"The Atomic Bombings of Hiroshima and Nagasaki." Total Casualties. N.p., n.d. Web. 04 May 2016.

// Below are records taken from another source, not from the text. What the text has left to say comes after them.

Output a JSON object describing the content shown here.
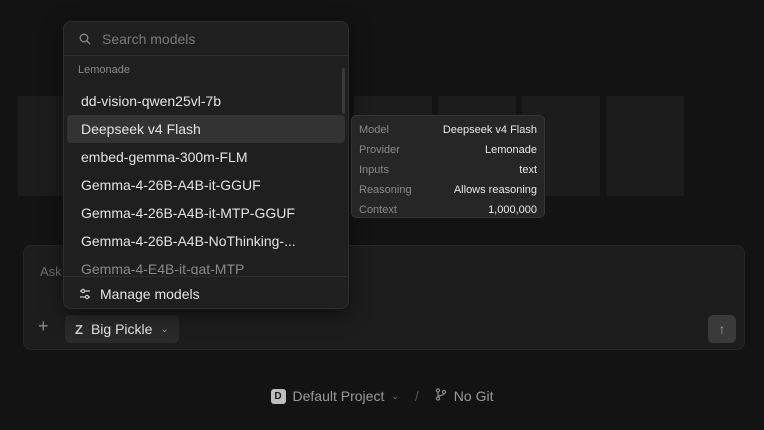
{
  "dropdown": {
    "search_placeholder": "Search models",
    "group_label": "Lemonade",
    "items": [
      {
        "label": "dd-vision-qwen25vl-7b"
      },
      {
        "label": "Deepseek v4 Flash"
      },
      {
        "label": "embed-gemma-300m-FLM"
      },
      {
        "label": "Gemma-4-26B-A4B-it-GGUF"
      },
      {
        "label": "Gemma-4-26B-A4B-it-MTP-GGUF"
      },
      {
        "label": "Gemma-4-26B-A4B-NoThinking-..."
      },
      {
        "label": "Gemma-4-E4B-it-qat-MTP"
      }
    ],
    "active_index": 1,
    "manage_label": "Manage models"
  },
  "tooltip": {
    "rows": [
      {
        "key": "Model",
        "value": "Deepseek v4 Flash"
      },
      {
        "key": "Provider",
        "value": "Lemonade"
      },
      {
        "key": "Inputs",
        "value": "text"
      },
      {
        "key": "Reasoning",
        "value": "Allows reasoning"
      },
      {
        "key": "Context",
        "value": "1,000,000"
      }
    ]
  },
  "composer": {
    "placeholder": "Ask",
    "model_label": "Big Pickle",
    "model_icon": "Z"
  },
  "footer": {
    "project_badge": "D",
    "project_label": "Default Project",
    "separator": "/",
    "git_label": "No Git"
  }
}
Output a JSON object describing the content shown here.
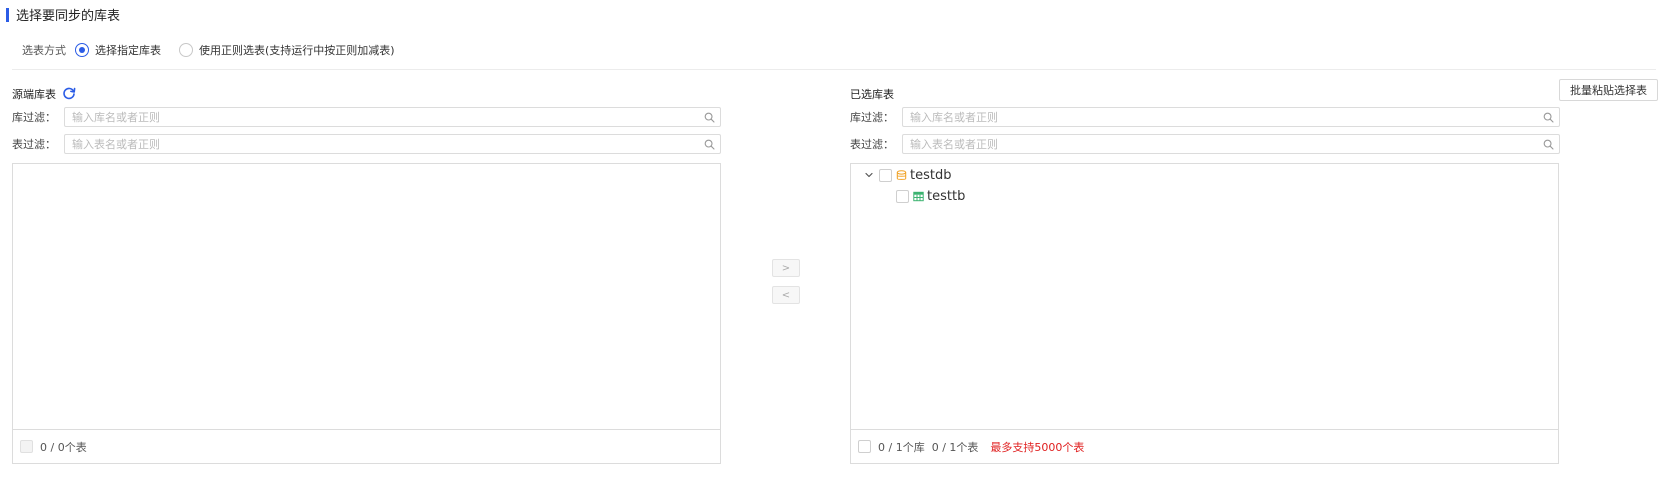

"Atomic Bomb." HISTORY. N.p., 10 Mar. 2014. Web. 04 May 2016.